What Are Sulfites?
No idea what I’m talking about when I refer to sulfites? Sulfites are cheeky chemicals, commonly used as preservatives for a range of different types of foods and beverages.
Sulfites are often added to shellfish to prevent discoloring, processed foods to give them a longer shelf-life, and dehydrated fruits and veggies to preserve them. Most annoyingly, however, these chemicals can be found in soft drinks and alcoholic beverages like beer and, of course, wine.
Other product types can contain trace elements of sulfites too, like in some medications where the chemicals work to keep the drugs stable and effective, and cosmetics.
Since the 1980’s, The United States Food and Drug Administration (FDA) have made companies identify food, drinks, and medications that do contain sulfites on their labeling. The FDA made this ruling after common reports that people were having allergic, sometimes severe, reactions after eating and/or drinking products containing sulfites.
If you have an allergic reaction after drinking wine with sulfites in it, you might recognize some of the symptoms below (some being more severe then others):
- Skin symptoms: itchy skin, rash, hives
- Digestive symptoms: stomach cramps, nausea, diarrhea
- Respiratory Symptoms: wheezing, cough, difficulty breathing, tightness in the chest
The most severe allergic reaction to sulfites, which can be life-threatening, is anaphylactic shock. This is where the person is not able to breath and experiences a drop in blood pressure.
The FDA estimates that the number of total Americans who are allergic to sulfites is fairly low. People with asthma seem to have a higher risk of experiencing a reaction to sulfites. In fact, the entire reason I started looking into allergic reactions to sulfites is that my girlfriend was experiencing a tight chest after drinking red wine.
Are there any solutions or cures available for people who suffer from sulfite sensitivity?
Most people who suffer from sulphite sensitivity are usually self-diagnosed, as it doesn’t return a positive result on allergy tests.
In most cases, health professionals recommend an elimination diet of foods, drinks and products containing sulphites. This may be followed by a food challenge, usually under medical supervision.
That, of course, was the ‘official recommendation’ for sulfite sensitivity available online. What about a solution for those who just want to enjoy an occasional glass of wine without suffering from a tight chest, rashes, aches and digestive problems?
Natural Wines: A Viable Wine Sulfite Sensitivity Cure?

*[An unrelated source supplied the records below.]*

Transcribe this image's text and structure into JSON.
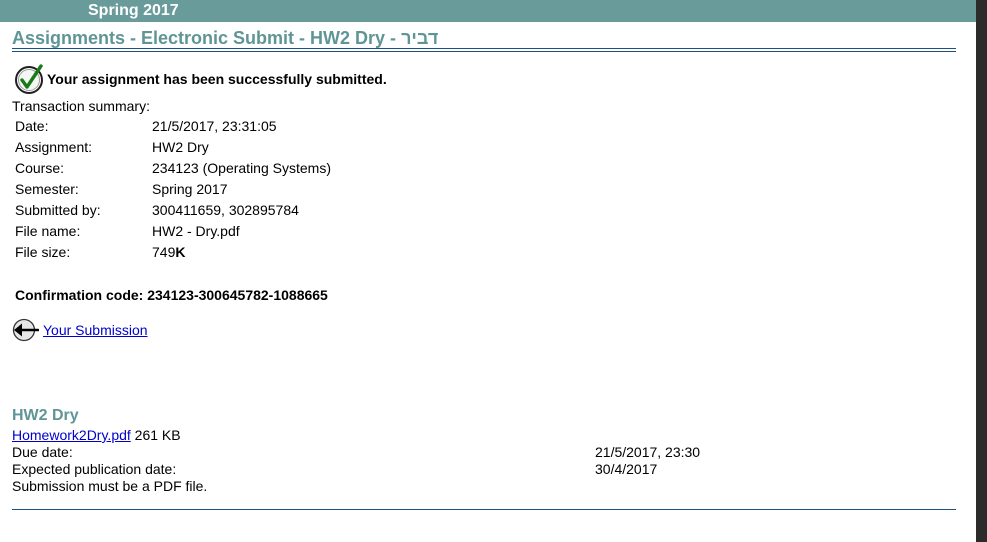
{
  "header": {
    "semester": "Spring 2017",
    "page_title": "Assignments - Electronic Submit - HW2 Dry - דביר"
  },
  "status": {
    "message": "Your assignment has been successfully submitted.",
    "icon": "check-circle-icon"
  },
  "summary": {
    "heading": "Transaction summary:",
    "rows": [
      {
        "label": "Date:",
        "value": "21/5/2017, 23:31:05"
      },
      {
        "label": "Assignment:",
        "value": "HW2 Dry"
      },
      {
        "label": "Course:",
        "value": "234123 (Operating Systems)"
      },
      {
        "label": "Semester:",
        "value": "Spring 2017"
      },
      {
        "label": "Submitted by:",
        "value": "300411659, 302895784"
      },
      {
        "label": "File name:",
        "value": "HW2 - Dry.pdf"
      }
    ],
    "file_size_label": "File size:",
    "file_size_number": "749",
    "file_size_unit": "K"
  },
  "confirmation": {
    "text": "Confirmation code: 234123-300645782-1088665"
  },
  "navigation": {
    "back_icon": "back-arrow-icon",
    "back_link": " Your Submission"
  },
  "assignment": {
    "title": "HW2 Dry",
    "file_link": "Homework2Dry.pdf",
    "file_size": " 261 KB",
    "due_label": "Due date:",
    "due_value": "21/5/2017, 23:30",
    "publication_label": "Expected publication date:",
    "publication_value": "30/4/2017",
    "note": "Submission must be a PDF file."
  },
  "colors": {
    "header_bar": "#699b9b",
    "title_teal": "#5f9595",
    "rule": "#1f4f7f",
    "link": "#0000cc",
    "check_green": "#1a7a1a"
  }
}
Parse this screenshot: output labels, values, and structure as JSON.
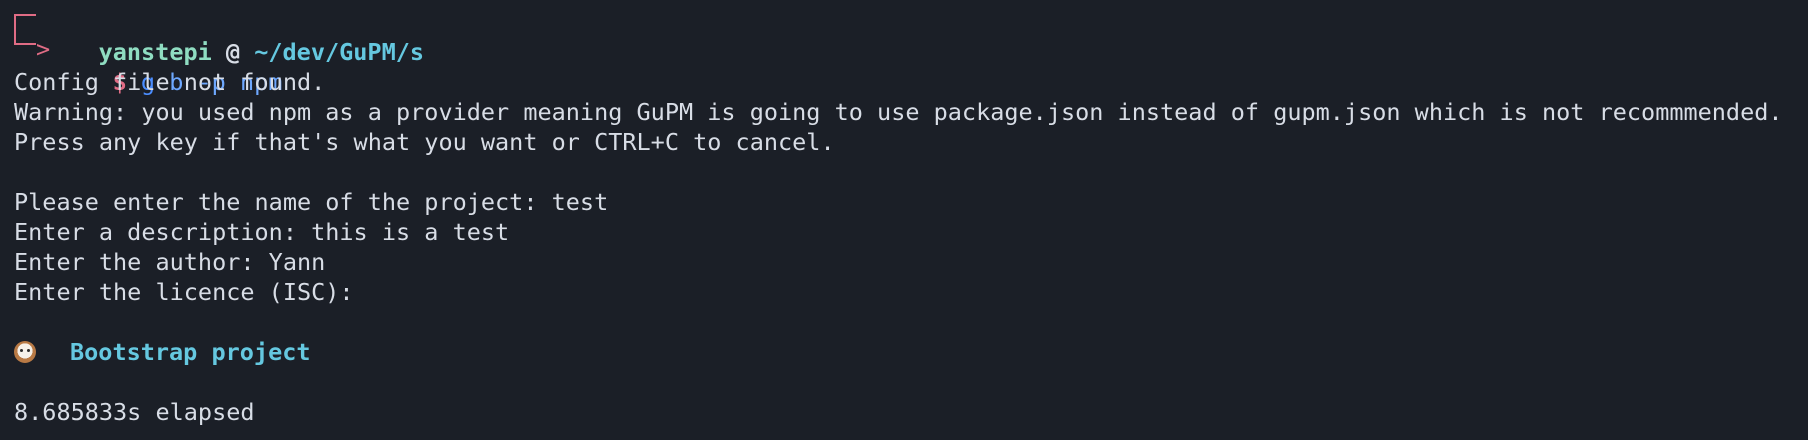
{
  "prompt": {
    "user": "yanstepi",
    "at": " @ ",
    "path": "~/dev/GuPM/s",
    "symbol": "$",
    "command_prefix": "g",
    "command_rest": " b -p npm"
  },
  "output": {
    "config_not_found": "Config file not found.",
    "warning": "Warning: you used npm as a provider meaning GuPM is going to use package.json instead of gupm.json which is not recommmended.",
    "press_any_key": "Press any key if that's what you want or CTRL+C to cancel.",
    "project_name": "Please enter the name of the project: test",
    "description": "Enter a description: this is a test",
    "author": "Enter the author: Yann",
    "licence": "Enter the licence (ISC):",
    "bootstrap_title": "Bootstrap project",
    "elapsed": "8.685833s elapsed"
  },
  "icons": {
    "prompt_corner": "box-corner-icon",
    "prompt_arrow": "arrow-right-icon",
    "bootstrap": "dog-emoji-icon"
  }
}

One increasingly popular soloution, that we have spoken about previously on the Sobur blog, is natural, sulfur-free wines.
These natural wines, which are still only a small market, have little or no Sulfur dioxide (SO2) added. This is easier to do with red wines, because the tannin (a stabilizing agent) within the wine acts as a as a natural anti-oxidant. Tannin within the wine means less sulfur dioxide is needed to protect the wine during the winemaking and maturation process.

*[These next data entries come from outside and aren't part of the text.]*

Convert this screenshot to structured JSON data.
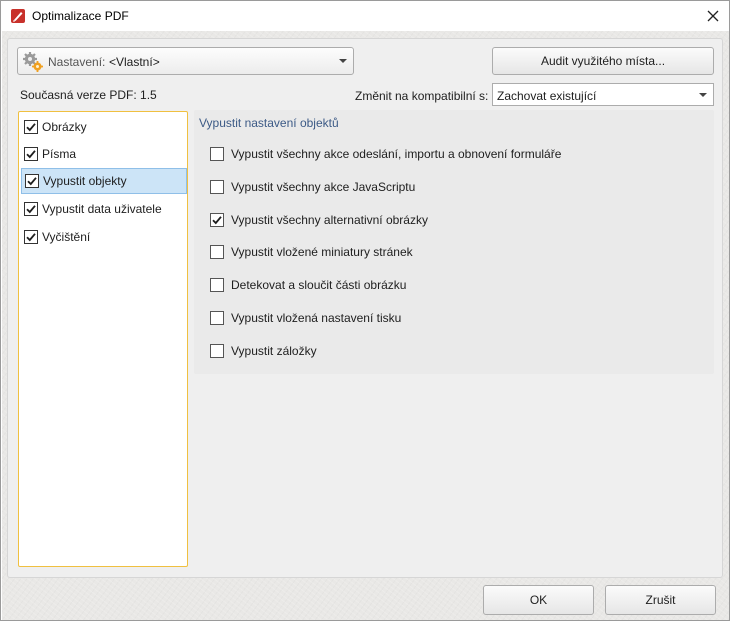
{
  "window": {
    "title": "Optimalizace PDF",
    "icons": {
      "app": "pdf-app-icon",
      "close": "close-icon"
    }
  },
  "header": {
    "settings_label": "Nastavení:",
    "settings_value": "<Vlastní>",
    "audit_button": "Audit využitého místa...",
    "version_label": "Současná verze PDF: 1.5",
    "compat_label": "Změnit na kompatibilní s:",
    "compat_value": "Zachovat existující"
  },
  "categories": [
    {
      "label": "Obrázky",
      "checked": true,
      "selected": false
    },
    {
      "label": "Písma",
      "checked": true,
      "selected": false
    },
    {
      "label": "Vypustit objekty",
      "checked": true,
      "selected": true
    },
    {
      "label": "Vypustit data uživatele",
      "checked": true,
      "selected": false
    },
    {
      "label": "Vyčištění",
      "checked": true,
      "selected": false
    }
  ],
  "options_group": {
    "title": "Vypustit nastavení objektů",
    "options": [
      {
        "label": "Vypustit všechny akce odeslání, importu a obnovení formuláře",
        "checked": false
      },
      {
        "label": "Vypustit všechny akce JavaScriptu",
        "checked": false
      },
      {
        "label": "Vypustit všechny alternativní obrázky",
        "checked": true
      },
      {
        "label": "Vypustit vložené miniatury stránek",
        "checked": false
      },
      {
        "label": "Detekovat a sloučit části obrázku",
        "checked": false
      },
      {
        "label": "Vypustit vložená nastavení tisku",
        "checked": false
      },
      {
        "label": "Vypustit záložky",
        "checked": false
      }
    ]
  },
  "footer": {
    "ok_label": "OK",
    "cancel_label": "Zrušit"
  },
  "colors": {
    "accent_border": "#f0c040",
    "selection": "#cce4f7",
    "group_title": "#3c5a86"
  }
}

Alternative Wine Sulfite Allergy Cure
As I mentioned, my girlfriend is a personal sufferer of sulfite sensitivity, so I am trying out different solutions with her as she does enjoy a glass of red in the evening.

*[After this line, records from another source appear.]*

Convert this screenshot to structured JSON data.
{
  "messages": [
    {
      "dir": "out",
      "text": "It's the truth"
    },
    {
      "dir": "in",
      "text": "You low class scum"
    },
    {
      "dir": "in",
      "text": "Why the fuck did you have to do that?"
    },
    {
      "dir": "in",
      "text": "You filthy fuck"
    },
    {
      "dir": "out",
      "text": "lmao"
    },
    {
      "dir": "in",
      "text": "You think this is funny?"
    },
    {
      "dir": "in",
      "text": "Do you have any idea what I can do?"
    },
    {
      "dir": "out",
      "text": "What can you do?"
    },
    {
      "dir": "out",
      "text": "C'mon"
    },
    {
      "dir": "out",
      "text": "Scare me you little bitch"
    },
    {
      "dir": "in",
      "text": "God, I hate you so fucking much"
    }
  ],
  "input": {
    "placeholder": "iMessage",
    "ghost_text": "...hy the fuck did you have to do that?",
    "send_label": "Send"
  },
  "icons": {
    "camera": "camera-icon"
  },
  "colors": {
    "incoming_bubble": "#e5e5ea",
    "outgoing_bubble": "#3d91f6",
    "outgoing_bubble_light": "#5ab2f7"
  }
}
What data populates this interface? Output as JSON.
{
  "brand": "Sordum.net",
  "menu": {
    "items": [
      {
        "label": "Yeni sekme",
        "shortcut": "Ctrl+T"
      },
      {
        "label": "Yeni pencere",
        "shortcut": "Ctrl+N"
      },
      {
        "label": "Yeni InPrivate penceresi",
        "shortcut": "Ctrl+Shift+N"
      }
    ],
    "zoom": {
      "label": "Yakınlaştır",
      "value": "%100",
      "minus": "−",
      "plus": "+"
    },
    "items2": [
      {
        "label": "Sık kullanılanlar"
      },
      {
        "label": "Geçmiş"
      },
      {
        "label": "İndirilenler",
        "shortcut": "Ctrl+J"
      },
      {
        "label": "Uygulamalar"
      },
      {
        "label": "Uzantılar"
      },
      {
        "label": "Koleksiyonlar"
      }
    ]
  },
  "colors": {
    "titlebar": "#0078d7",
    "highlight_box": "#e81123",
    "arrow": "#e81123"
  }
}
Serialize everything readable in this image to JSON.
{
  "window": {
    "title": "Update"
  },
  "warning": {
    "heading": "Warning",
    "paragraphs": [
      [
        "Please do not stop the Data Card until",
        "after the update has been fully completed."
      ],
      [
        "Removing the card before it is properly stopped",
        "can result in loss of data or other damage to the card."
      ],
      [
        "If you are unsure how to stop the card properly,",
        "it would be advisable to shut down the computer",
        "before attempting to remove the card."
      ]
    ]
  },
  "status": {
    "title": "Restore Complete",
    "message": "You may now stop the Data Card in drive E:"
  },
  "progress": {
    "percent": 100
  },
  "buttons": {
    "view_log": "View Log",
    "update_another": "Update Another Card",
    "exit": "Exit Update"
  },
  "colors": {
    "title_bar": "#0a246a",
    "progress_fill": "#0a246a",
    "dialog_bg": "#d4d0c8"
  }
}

Sobur is officially looking into this area too, so you should expect either a partnership to bring a sulfite allergy cure to a worldwide market, or our own custom solution to help solve this problem for our customers. Get in touch with us if you are interested in hearing more.